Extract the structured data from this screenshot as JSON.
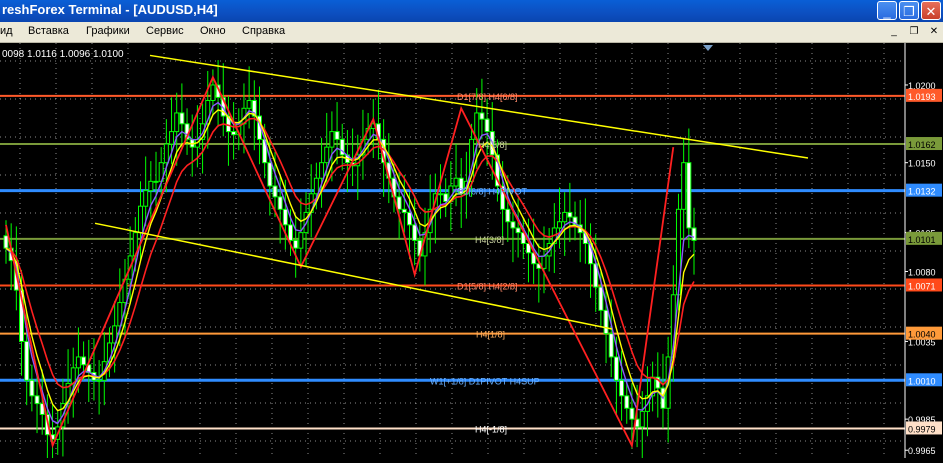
{
  "window": {
    "title": "reshForex Terminal - [AUDUSD,H4]",
    "btn_minimize": "_",
    "btn_restore": "❐",
    "btn_close": "✕"
  },
  "menu": {
    "items": [
      "ид",
      "Вставка",
      "Графики",
      "Сервис",
      "Окно",
      "Справка"
    ],
    "mdi_min": "_",
    "mdi_restore": "❐",
    "mdi_close": "✕"
  },
  "colors": {
    "background": "#000000",
    "grid": "#ffffff",
    "candle": "#00ff00",
    "yellow": "#ffff00",
    "red": "#ff2020",
    "purple": "#8a5cff",
    "blue": "#2f8cff"
  },
  "chart_data": {
    "type": "candlestick",
    "symbol": "AUDUSD",
    "timeframe": "H4",
    "ohlc_header": "0098 1.0116 1.0096 1.0100",
    "ylim": [
      0.996,
      1.0227
    ],
    "y_ticks": [
      "1.0200",
      "1.0150",
      "1.0105",
      "1.0080",
      "1.0035",
      "0.9985",
      "0.9965"
    ],
    "price_labels": [
      {
        "text": "1.0193",
        "value": 1.0193,
        "color": "#ff5a2a"
      },
      {
        "text": "1.0162",
        "value": 1.0162,
        "color": "#7a9a3a"
      },
      {
        "text": "1.0132",
        "value": 1.0132,
        "color": "#2f8cff"
      },
      {
        "text": "1.0101",
        "value": 1.0101,
        "color": "#7a9a3a"
      },
      {
        "text": "1.0071",
        "value": 1.0071,
        "color": "#ff4a1a"
      },
      {
        "text": "1.0040",
        "value": 1.004,
        "color": "#ff9a3a"
      },
      {
        "text": "1.0010",
        "value": 1.001,
        "color": "#2f8cff"
      },
      {
        "text": "0.9979",
        "value": 0.9979,
        "color": "#ffe0c8"
      }
    ],
    "murrey_labels": [
      {
        "text": "D1[7/8] H4[6/8]",
        "value": 1.0193
      },
      {
        "text": "H4[5/8]",
        "value": 1.0162
      },
      {
        "text": "D1[6/8] H4PIVOT",
        "value": 1.0132
      },
      {
        "text": "H4[3/8]",
        "value": 1.0101
      },
      {
        "text": "D1[5/8] H4[2/8]",
        "value": 1.0071
      },
      {
        "text": "H4[1/8]",
        "value": 1.004
      },
      {
        "text": "W1[+1/8] D1PIVOT H4SUP",
        "value": 1.001
      },
      {
        "text": "H4[-1/8]",
        "value": 0.9979
      }
    ],
    "closes": [
      1.0095,
      1.0087,
      1.0068,
      1.0035,
      1.001,
      1.0,
      0.9995,
      0.9988,
      0.9975,
      0.9972,
      0.998,
      0.9995,
      1.0008,
      1.0018,
      1.0025,
      1.002,
      1.0015,
      1.001,
      1.001,
      1.0022,
      1.0034,
      1.0045,
      1.006,
      1.0075,
      1.009,
      1.0105,
      1.0122,
      1.0132,
      1.0138,
      1.0138,
      1.015,
      1.0162,
      1.017,
      1.0182,
      1.0175,
      1.0165,
      1.016,
      1.0165,
      1.0175,
      1.019,
      1.02,
      1.0192,
      1.018,
      1.017,
      1.0168,
      1.0175,
      1.0185,
      1.019,
      1.018,
      1.0165,
      1.015,
      1.0135,
      1.0128,
      1.012,
      1.011,
      1.01,
      1.0095,
      1.0105,
      1.0118,
      1.013,
      1.014,
      1.015,
      1.016,
      1.017,
      1.0165,
      1.0155,
      1.015,
      1.0148,
      1.0155,
      1.0165,
      1.0172,
      1.0175,
      1.0165,
      1.015,
      1.014,
      1.0128,
      1.012,
      1.0118,
      1.011,
      1.01,
      1.009,
      1.0105,
      1.012,
      1.013,
      1.013,
      1.0125,
      1.0135,
      1.014,
      1.013,
      1.0138,
      1.0165,
      1.0182,
      1.0178,
      1.017,
      1.0155,
      1.0135,
      1.012,
      1.0112,
      1.0108,
      1.0105,
      1.0098,
      1.0092,
      1.0085,
      1.0082,
      1.009,
      1.0098,
      1.0108,
      1.0112,
      1.0118,
      1.0115,
      1.011,
      1.0105,
      1.0098,
      1.0085,
      1.007,
      1.0055,
      1.004,
      1.0025,
      1.001,
      1.0,
      0.9992,
      0.9985,
      0.998,
      0.999,
      1.0,
      1.0012,
      1.0005,
      0.9992,
      1.0025,
      1.0065,
      1.012,
      1.015,
      1.0108,
      1.01
    ]
  }
}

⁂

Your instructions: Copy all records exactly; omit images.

Answer below:
Extract the structured data from this screenshot as JSON.
{
  "window": {
    "title": "reshForex Terminal - [AUDUSD,H4]",
    "btn_minimize": "_",
    "btn_restore": "❐",
    "btn_close": "✕"
  },
  "menu": {
    "items": [
      "ид",
      "Вставка",
      "Графики",
      "Сервис",
      "Окно",
      "Справка"
    ],
    "mdi_min": "_",
    "mdi_restore": "❐",
    "mdi_close": "✕"
  },
  "colors": {
    "background": "#000000",
    "grid": "#ffffff",
    "candle": "#00ff00",
    "yellow": "#ffff00",
    "red": "#ff2020",
    "purple": "#8a5cff",
    "blue": "#2f8cff"
  },
  "chart_data": {
    "type": "candlestick",
    "symbol": "AUDUSD",
    "timeframe": "H4",
    "ohlc_header": "0098 1.0116 1.0096 1.0100",
    "ylim": [
      0.996,
      1.0227
    ],
    "y_ticks": [
      "1.0200",
      "1.0150",
      "1.0105",
      "1.0080",
      "1.0035",
      "0.9985",
      "0.9965"
    ],
    "price_labels": [
      {
        "text": "1.0193",
        "value": 1.0193,
        "color": "#ff5a2a"
      },
      {
        "text": "1.0162",
        "value": 1.0162,
        "color": "#7a9a3a"
      },
      {
        "text": "1.0132",
        "value": 1.0132,
        "color": "#2f8cff"
      },
      {
        "text": "1.0101",
        "value": 1.0101,
        "color": "#7a9a3a"
      },
      {
        "text": "1.0071",
        "value": 1.0071,
        "color": "#ff4a1a"
      },
      {
        "text": "1.0040",
        "value": 1.004,
        "color": "#ff9a3a"
      },
      {
        "text": "1.0010",
        "value": 1.001,
        "color": "#2f8cff"
      },
      {
        "text": "0.9979",
        "value": 0.9979,
        "color": "#ffe0c8"
      }
    ],
    "murrey_labels": [
      {
        "text": "D1[7/8] H4[6/8]",
        "value": 1.0193
      },
      {
        "text": "H4[5/8]",
        "value": 1.0162
      },
      {
        "text": "D1[6/8] H4PIVOT",
        "value": 1.0132
      },
      {
        "text": "H4[3/8]",
        "value": 1.0101
      },
      {
        "text": "D1[5/8] H4[2/8]",
        "value": 1.0071
      },
      {
        "text": "H4[1/8]",
        "value": 1.004
      },
      {
        "text": "W1[+1/8] D1PIVOT H4SUP",
        "value": 1.001
      },
      {
        "text": "H4[-1/8]",
        "value": 0.9979
      }
    ],
    "closes": [
      1.0095,
      1.0087,
      1.0068,
      1.0035,
      1.001,
      1.0,
      0.9995,
      0.9988,
      0.9975,
      0.9972,
      0.998,
      0.9995,
      1.0008,
      1.0018,
      1.0025,
      1.002,
      1.0015,
      1.001,
      1.001,
      1.0022,
      1.0034,
      1.0045,
      1.006,
      1.0075,
      1.009,
      1.0105,
      1.0122,
      1.0132,
      1.0138,
      1.0138,
      1.015,
      1.0162,
      1.017,
      1.0182,
      1.0175,
      1.0165,
      1.016,
      1.0165,
      1.0175,
      1.019,
      1.02,
      1.0192,
      1.018,
      1.017,
      1.0168,
      1.0175,
      1.0185,
      1.019,
      1.018,
      1.0165,
      1.015,
      1.0135,
      1.0128,
      1.012,
      1.011,
      1.01,
      1.0095,
      1.0105,
      1.0118,
      1.013,
      1.014,
      1.015,
      1.016,
      1.017,
      1.0165,
      1.0155,
      1.015,
      1.0148,
      1.0155,
      1.0165,
      1.0172,
      1.0175,
      1.0165,
      1.015,
      1.014,
      1.0128,
      1.012,
      1.0118,
      1.011,
      1.01,
      1.009,
      1.0105,
      1.012,
      1.013,
      1.013,
      1.0125,
      1.0135,
      1.014,
      1.013,
      1.0138,
      1.0165,
      1.0182,
      1.0178,
      1.017,
      1.0155,
      1.0135,
      1.012,
      1.0112,
      1.0108,
      1.0105,
      1.0098,
      1.0092,
      1.0085,
      1.0082,
      1.009,
      1.0098,
      1.0108,
      1.0112,
      1.0118,
      1.0115,
      1.011,
      1.0105,
      1.0098,
      1.0085,
      1.007,
      1.0055,
      1.004,
      1.0025,
      1.001,
      1.0,
      0.9992,
      0.9985,
      0.998,
      0.999,
      1.0,
      1.0012,
      1.0005,
      0.9992,
      1.0025,
      1.0065,
      1.012,
      1.015,
      1.0108,
      1.01
    ]
  }
}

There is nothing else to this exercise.